> _PROBLEM STATEMENT_
Among the entries below, count the lines that contain the word "name". Respond with the count only.

────────────────

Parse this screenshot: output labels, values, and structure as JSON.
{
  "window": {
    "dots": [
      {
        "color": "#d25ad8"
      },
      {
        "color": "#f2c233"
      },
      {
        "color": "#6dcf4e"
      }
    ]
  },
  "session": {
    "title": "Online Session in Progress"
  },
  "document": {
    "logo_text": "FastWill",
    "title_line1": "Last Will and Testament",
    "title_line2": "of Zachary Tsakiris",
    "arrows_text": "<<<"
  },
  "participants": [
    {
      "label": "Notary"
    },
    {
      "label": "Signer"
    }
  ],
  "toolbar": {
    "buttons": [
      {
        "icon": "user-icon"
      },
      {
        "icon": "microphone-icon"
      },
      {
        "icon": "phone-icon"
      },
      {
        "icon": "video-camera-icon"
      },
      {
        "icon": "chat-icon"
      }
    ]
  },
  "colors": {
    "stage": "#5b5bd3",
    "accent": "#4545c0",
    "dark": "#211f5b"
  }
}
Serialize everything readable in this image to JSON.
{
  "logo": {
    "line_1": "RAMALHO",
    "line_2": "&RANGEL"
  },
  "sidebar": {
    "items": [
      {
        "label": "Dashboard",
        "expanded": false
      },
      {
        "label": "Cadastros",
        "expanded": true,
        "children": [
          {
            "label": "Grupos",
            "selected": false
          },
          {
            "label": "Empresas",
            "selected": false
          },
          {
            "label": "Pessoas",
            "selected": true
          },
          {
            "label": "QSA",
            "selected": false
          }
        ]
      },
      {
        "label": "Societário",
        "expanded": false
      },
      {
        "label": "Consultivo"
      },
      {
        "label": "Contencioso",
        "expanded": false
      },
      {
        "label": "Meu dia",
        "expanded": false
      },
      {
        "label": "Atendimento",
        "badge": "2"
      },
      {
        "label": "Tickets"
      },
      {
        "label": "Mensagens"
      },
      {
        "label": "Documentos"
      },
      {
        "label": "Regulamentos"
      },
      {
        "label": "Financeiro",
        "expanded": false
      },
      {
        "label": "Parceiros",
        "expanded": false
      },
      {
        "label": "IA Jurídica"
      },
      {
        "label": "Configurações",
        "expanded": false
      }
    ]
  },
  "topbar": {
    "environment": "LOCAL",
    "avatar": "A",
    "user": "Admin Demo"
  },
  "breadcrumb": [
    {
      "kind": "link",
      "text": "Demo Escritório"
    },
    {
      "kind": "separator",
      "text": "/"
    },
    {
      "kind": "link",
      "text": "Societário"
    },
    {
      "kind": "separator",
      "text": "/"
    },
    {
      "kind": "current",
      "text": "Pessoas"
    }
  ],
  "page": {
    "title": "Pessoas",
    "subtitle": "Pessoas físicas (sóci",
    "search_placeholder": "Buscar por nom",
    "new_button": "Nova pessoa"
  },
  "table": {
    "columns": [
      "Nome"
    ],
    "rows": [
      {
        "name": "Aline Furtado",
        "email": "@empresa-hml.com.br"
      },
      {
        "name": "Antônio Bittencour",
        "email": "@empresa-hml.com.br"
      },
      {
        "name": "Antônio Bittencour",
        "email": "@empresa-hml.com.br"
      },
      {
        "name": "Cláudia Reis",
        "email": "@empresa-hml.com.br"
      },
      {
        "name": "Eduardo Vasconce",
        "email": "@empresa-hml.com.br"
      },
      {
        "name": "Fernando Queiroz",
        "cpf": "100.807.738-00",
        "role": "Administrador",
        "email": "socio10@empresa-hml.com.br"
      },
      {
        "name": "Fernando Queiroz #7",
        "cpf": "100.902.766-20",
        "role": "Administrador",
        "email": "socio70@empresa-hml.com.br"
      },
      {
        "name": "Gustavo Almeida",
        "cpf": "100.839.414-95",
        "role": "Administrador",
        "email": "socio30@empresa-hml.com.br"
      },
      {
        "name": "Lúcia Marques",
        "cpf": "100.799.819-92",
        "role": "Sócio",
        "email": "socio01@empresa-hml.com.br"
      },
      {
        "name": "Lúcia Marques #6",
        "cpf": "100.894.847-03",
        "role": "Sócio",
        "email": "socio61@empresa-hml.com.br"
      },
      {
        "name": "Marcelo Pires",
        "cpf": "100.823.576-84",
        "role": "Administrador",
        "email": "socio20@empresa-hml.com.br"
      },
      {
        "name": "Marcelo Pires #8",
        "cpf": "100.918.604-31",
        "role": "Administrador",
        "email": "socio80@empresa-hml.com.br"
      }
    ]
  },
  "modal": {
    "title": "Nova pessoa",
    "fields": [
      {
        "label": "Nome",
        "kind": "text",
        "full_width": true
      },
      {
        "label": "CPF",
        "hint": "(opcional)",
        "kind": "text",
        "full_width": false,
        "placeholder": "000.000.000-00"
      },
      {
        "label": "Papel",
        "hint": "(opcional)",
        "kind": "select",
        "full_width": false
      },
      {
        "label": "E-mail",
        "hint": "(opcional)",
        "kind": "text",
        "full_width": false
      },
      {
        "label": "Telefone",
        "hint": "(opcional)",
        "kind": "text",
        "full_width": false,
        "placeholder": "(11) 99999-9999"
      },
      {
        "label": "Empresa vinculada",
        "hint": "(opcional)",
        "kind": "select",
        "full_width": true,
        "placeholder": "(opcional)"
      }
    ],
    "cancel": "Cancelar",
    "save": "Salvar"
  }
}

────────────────

> _FINISHED TASK_
12